A last-minute witness has been added to the public hearing into the suicide of a Canadian soldier, prompting a flurry of objections from federal lawyers.

Mark Freiman, who represents the Military Police Complaints Commission, says the witness came forward just recently and has something relevant to add to the investigation into the handling of Cpl. Stuart Langridge's death.

Kirk Lackie, a friend of Langridge, is the unexpected addition to the witness list.

But Justice Department attorney Elizabeth Richards says bringing in a surprise witness may not be fair to the military cops accused of conducting a biased investigation into the Edmonton suicide.

Richards also says she's concerned because the witness has a criminal record and the Crown knows little about him.

The chair of the commission is expected to hear arguments on the issue later today.

Final report rewritten, censored

In testimony Friday, lead investigator Sgt. Matthew Ritco was questioned about the fact his final report on the Afghan veteran's death was heavily rewritten and censored.

He said in previous testimony "direction that came down from higher" that there were to be two case summary files — one written by him and a rewritten version to be handed in to the chain of command, including Langridge's commanding officer.

The final draft removed all but one reference to the victim having been on suicide watch before his death, an important point in the question of whether the military was negligent in handling Langridge's case.

If Langridge had died while under such strict supervision, it would have obliged military police to open a criminal negligence investigation.

Ritco previously testified that he had "issues" with his name being on the second version of the report because two other people worked on it, but as the inquiry resumed Friday, he took a step back from his comments.

He told the inquiry that he stands by both versions as a fair representation of his investigation.

"My only concern was . . . just by my name being on the top of that text box; not the content, just the name," Ritco said.

Military cops did not initially look at whether members of the Lord Strathcona Horse regiment were culpable — something the family says should have been done from the outset.

The inquiry also delved into details of Ritco's investigation, questioning why he didn't interview Langridge's ex-girlfriend, who testified she'd been assured a suicide watch had been imposed.

The military cop testified he and his case supervisor decided not to talk to her, even though she was initially listed as an important witness.
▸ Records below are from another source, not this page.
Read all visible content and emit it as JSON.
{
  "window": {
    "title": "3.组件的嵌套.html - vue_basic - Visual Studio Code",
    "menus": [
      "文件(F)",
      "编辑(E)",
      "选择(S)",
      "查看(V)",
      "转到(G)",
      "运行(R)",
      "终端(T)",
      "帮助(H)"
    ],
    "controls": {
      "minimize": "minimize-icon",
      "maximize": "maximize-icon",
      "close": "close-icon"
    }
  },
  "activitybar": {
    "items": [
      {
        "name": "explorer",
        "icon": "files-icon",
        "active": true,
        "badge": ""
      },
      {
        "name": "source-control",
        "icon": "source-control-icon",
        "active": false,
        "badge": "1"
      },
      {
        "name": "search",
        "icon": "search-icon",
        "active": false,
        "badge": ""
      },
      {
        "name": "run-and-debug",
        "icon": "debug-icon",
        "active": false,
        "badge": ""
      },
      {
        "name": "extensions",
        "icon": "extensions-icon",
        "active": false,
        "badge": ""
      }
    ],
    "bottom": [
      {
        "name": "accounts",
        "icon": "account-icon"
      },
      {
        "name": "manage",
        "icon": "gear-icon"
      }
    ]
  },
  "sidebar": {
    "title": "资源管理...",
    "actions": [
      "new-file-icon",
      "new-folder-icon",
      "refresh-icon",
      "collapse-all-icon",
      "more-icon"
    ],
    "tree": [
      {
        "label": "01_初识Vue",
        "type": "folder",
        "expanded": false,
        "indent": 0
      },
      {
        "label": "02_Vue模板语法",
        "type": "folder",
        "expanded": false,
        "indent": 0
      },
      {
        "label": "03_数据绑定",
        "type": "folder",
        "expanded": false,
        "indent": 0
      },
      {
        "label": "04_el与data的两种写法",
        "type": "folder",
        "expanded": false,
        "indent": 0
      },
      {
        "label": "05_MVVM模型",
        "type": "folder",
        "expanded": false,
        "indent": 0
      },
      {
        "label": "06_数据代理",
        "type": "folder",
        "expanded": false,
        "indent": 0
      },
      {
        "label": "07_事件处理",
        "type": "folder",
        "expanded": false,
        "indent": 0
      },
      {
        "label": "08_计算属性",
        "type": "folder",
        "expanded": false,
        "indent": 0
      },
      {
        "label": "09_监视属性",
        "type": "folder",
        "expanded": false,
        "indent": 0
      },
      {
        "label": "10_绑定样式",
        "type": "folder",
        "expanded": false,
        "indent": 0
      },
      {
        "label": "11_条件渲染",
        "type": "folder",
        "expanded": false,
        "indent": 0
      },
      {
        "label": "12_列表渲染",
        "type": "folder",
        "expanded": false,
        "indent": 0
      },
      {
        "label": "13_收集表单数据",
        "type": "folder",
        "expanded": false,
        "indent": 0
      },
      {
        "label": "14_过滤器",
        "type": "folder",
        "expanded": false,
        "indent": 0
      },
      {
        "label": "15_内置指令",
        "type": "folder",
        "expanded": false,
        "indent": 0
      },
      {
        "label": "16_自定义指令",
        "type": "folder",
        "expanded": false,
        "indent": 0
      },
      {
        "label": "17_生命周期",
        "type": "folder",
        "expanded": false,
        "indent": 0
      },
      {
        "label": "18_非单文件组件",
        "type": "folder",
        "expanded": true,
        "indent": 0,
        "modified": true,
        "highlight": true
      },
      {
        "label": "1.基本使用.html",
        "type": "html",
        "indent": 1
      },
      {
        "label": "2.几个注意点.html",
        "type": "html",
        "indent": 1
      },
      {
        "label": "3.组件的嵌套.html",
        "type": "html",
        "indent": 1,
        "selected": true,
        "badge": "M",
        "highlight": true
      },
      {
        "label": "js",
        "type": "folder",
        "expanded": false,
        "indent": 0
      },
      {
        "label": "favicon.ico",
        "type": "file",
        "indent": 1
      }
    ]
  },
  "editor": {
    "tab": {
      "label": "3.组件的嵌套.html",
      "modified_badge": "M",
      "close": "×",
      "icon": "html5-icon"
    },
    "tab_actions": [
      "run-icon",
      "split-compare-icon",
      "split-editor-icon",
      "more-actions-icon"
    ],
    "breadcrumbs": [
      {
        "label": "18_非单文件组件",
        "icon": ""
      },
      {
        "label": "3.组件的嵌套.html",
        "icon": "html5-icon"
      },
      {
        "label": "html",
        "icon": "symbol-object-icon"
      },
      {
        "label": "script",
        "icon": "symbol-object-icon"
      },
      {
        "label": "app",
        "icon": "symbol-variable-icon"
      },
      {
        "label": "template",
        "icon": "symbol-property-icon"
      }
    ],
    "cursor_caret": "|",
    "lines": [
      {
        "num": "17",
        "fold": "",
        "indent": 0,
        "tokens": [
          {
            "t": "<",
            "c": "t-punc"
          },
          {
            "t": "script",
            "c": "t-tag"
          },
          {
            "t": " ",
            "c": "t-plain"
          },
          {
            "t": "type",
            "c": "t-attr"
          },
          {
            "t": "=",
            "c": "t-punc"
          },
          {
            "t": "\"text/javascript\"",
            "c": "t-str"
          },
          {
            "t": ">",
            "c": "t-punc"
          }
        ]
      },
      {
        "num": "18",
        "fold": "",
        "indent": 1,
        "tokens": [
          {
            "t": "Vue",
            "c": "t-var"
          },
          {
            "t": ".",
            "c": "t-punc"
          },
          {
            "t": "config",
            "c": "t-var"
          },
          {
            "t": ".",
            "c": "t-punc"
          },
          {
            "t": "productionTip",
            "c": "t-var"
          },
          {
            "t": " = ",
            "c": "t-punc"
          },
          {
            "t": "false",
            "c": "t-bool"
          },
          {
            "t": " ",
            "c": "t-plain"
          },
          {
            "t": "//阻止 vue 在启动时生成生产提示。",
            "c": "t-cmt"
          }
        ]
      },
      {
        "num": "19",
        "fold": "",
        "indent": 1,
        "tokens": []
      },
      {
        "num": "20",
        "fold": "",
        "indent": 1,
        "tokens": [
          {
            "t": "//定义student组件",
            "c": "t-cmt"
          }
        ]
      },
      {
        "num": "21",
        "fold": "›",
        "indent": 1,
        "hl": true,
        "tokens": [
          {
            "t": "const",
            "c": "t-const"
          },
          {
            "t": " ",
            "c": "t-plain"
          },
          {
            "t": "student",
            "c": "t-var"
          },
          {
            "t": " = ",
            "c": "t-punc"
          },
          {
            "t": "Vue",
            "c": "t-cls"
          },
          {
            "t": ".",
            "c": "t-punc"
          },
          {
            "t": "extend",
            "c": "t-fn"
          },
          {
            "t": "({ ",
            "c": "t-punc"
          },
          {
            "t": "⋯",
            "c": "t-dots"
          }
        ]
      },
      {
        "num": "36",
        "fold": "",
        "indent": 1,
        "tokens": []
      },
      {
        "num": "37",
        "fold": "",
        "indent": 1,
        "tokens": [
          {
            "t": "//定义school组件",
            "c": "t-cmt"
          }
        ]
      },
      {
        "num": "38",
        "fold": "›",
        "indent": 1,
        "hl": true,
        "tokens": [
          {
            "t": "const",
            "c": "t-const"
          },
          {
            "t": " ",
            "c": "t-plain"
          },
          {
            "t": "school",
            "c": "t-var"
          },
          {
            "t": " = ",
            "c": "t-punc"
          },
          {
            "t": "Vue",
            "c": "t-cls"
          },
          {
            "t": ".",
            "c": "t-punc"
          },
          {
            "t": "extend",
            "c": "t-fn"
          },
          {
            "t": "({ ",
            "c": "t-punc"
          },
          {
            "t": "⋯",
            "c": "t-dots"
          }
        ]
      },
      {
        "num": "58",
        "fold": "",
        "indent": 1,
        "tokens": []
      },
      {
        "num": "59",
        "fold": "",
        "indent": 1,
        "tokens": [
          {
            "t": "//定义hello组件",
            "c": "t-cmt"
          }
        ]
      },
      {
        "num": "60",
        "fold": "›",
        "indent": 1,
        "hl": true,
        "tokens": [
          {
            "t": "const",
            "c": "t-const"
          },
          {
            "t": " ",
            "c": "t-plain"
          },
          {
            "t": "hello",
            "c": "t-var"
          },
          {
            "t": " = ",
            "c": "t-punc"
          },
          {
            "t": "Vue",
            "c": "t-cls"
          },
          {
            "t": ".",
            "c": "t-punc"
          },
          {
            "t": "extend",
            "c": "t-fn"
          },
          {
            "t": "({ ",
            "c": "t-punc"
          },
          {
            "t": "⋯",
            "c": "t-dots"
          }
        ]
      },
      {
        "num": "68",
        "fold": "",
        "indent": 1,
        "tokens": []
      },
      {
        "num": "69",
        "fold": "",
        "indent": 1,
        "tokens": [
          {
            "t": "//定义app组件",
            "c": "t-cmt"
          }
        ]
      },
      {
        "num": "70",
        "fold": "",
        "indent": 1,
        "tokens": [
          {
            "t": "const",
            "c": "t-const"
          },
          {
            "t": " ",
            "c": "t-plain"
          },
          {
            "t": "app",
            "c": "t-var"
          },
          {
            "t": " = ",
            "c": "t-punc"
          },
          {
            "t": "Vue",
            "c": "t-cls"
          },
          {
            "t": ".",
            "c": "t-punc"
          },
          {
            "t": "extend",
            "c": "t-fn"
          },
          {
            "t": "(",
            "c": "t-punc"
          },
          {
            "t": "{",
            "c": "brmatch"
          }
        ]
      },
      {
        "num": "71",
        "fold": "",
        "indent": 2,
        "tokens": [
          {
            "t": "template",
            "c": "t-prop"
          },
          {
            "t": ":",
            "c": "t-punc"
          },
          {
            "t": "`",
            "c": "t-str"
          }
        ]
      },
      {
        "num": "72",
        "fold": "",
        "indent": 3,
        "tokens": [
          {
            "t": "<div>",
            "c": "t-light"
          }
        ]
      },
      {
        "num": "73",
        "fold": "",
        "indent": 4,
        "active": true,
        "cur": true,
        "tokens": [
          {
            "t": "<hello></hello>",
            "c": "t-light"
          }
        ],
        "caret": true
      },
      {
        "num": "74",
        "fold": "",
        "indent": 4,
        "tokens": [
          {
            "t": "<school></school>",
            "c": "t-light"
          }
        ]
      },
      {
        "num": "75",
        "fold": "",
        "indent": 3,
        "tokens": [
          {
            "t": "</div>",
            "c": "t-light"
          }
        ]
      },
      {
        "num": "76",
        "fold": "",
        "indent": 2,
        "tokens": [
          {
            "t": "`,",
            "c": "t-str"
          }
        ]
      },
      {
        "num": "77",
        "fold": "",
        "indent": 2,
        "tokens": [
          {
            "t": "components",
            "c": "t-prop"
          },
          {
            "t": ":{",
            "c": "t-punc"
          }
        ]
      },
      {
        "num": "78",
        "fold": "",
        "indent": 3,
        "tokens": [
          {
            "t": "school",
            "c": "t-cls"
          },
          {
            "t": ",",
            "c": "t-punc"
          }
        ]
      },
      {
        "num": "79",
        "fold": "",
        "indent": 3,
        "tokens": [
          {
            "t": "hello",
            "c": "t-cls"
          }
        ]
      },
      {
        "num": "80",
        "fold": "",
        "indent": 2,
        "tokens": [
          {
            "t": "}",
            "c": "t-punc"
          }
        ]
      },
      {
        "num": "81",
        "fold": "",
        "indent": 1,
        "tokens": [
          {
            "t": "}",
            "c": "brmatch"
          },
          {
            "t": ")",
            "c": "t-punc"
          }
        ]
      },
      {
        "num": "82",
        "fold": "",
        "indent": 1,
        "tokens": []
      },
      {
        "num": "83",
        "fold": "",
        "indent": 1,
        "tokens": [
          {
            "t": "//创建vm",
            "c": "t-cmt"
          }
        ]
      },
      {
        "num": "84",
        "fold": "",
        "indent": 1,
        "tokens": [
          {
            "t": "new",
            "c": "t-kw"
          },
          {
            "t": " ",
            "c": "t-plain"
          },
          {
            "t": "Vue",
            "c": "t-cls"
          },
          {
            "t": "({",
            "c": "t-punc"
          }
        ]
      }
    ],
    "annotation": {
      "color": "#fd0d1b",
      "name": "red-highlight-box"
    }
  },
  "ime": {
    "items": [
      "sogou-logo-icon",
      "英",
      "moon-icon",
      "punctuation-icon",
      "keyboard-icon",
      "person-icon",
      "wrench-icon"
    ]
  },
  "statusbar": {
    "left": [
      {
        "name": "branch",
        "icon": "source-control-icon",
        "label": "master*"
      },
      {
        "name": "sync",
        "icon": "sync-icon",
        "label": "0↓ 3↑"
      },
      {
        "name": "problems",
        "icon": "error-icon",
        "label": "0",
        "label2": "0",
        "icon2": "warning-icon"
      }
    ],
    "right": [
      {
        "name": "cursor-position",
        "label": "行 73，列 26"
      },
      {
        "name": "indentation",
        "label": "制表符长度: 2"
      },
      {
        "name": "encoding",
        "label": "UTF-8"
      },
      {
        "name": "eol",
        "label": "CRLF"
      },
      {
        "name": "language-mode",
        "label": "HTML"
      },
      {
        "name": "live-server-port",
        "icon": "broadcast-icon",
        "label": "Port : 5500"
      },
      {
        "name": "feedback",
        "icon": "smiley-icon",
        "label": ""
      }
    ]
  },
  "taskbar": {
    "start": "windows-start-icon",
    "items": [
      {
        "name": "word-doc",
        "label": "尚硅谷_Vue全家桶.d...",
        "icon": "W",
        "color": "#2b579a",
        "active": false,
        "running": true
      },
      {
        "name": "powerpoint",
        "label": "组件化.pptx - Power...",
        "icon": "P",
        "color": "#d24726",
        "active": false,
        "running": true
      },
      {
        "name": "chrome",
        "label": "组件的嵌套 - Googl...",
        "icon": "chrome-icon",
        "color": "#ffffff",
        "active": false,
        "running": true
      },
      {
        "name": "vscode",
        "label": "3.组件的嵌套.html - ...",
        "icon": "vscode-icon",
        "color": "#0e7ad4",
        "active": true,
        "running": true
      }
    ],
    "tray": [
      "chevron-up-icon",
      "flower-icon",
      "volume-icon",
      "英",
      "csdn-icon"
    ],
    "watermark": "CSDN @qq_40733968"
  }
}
Testimony also revealed that investigators also ruled out talking to Langridge's mother, Sheila Fynes, who had warned that her son might be a suicide risk.